● **YOUR INSTRUCTIONS**:
Scan the lines below for the string "DynaProxyHello" and copy every one that has it.

[Items from an interface collection]
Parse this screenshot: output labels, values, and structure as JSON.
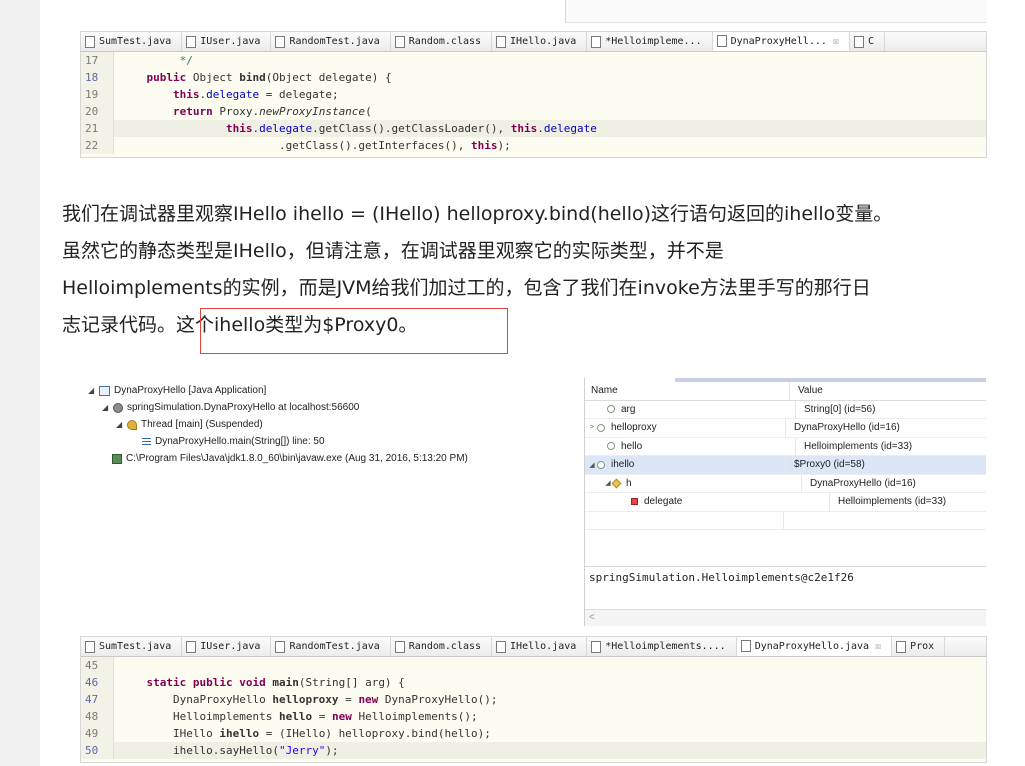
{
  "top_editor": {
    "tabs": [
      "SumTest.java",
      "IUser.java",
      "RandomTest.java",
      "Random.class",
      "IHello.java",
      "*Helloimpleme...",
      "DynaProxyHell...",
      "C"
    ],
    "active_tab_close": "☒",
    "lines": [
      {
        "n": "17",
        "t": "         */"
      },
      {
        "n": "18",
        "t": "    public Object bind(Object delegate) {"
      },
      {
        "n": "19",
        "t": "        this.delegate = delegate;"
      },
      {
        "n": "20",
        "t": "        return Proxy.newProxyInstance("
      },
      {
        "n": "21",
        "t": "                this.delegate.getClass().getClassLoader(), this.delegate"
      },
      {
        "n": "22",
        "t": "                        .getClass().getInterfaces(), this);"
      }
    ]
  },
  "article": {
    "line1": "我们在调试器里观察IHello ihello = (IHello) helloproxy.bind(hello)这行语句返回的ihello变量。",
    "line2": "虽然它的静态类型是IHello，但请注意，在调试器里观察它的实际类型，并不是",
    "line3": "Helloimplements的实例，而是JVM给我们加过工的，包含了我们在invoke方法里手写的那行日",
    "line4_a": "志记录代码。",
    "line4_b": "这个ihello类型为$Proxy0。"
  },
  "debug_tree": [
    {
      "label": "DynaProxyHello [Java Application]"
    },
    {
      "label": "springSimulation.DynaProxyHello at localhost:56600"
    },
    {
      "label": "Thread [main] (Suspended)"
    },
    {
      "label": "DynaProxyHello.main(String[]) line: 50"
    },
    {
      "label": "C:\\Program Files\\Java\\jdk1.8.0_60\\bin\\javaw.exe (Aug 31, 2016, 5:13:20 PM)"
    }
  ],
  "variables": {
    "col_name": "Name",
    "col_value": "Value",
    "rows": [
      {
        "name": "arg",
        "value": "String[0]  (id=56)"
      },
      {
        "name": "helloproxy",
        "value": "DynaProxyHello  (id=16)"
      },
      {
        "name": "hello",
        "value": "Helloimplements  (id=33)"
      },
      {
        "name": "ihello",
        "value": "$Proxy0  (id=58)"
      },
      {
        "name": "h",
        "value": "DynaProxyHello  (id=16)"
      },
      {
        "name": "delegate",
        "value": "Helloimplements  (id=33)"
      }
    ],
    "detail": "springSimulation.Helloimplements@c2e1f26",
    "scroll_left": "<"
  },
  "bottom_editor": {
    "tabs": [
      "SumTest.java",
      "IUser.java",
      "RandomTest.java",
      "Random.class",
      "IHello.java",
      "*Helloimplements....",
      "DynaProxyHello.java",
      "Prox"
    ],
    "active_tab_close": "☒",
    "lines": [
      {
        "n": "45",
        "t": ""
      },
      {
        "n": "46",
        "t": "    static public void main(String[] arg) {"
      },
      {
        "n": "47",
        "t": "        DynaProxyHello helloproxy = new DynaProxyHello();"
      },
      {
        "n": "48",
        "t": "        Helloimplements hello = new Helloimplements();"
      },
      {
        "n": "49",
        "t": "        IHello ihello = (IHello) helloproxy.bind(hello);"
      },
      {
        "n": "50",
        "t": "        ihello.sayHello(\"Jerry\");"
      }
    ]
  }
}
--
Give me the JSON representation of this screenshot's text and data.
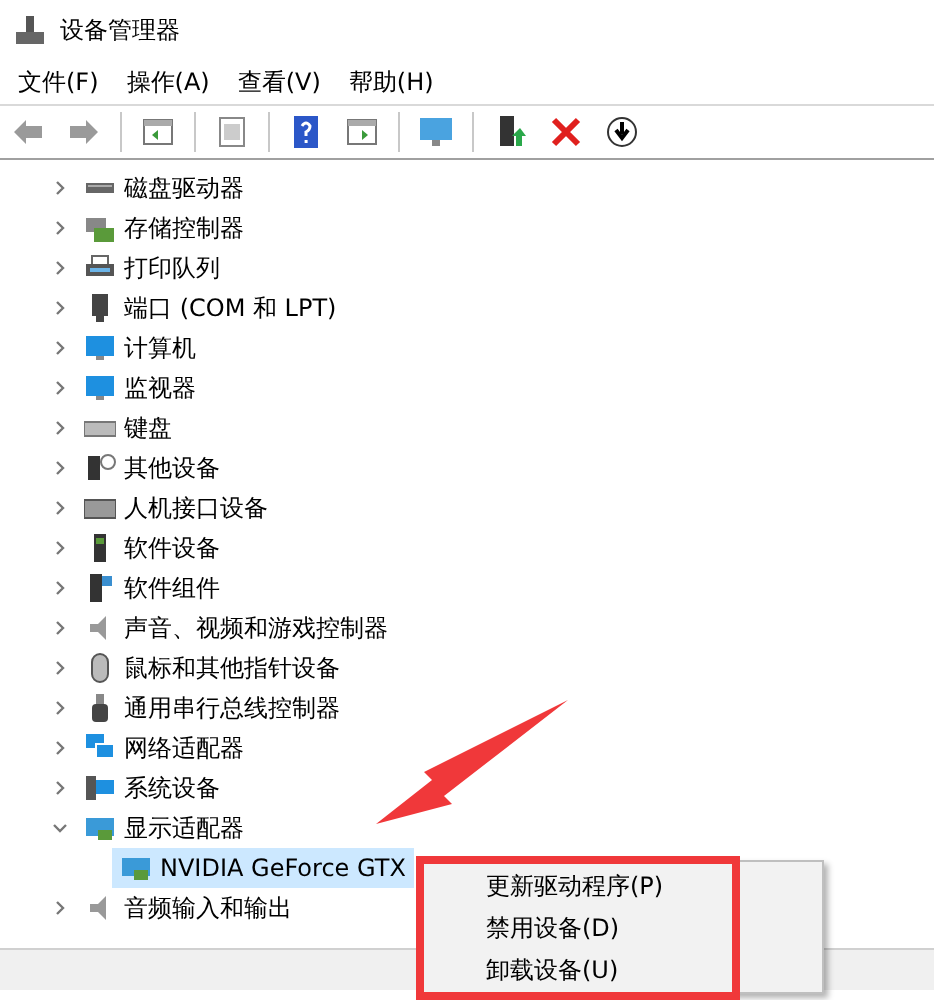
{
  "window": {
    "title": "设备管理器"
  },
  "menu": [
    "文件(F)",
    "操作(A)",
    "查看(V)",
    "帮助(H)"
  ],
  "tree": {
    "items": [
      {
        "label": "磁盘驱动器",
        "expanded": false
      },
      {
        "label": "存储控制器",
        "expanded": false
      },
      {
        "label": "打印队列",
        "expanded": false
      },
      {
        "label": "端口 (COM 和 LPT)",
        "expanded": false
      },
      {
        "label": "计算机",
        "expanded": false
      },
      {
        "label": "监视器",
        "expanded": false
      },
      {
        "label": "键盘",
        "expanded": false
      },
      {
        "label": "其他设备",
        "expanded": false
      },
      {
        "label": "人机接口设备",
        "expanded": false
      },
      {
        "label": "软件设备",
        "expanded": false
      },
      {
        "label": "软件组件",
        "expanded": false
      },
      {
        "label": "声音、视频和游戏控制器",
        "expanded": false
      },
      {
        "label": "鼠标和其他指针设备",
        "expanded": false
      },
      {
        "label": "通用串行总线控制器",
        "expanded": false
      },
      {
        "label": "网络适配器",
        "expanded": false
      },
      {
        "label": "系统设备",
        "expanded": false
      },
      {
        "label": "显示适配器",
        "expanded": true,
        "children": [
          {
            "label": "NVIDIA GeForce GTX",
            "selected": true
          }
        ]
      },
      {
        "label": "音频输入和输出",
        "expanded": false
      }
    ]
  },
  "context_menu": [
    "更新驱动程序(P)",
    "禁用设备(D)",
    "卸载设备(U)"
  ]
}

● **EXERCISE RESULT**:
      "label": "DynaProxyHello [Java Application]"
      "label": "springSimulation.DynaProxyHello at localhost:56600"
      "label": "DynaProxyHello.main(String[]) line: 50"
        "value": "DynaProxyHello  (id=16)"
        "value": "DynaProxyHello  (id=16)"
      "DynaProxyHello.java",
        "t": "        DynaProxyHello helloproxy = new DynaProxyHello();"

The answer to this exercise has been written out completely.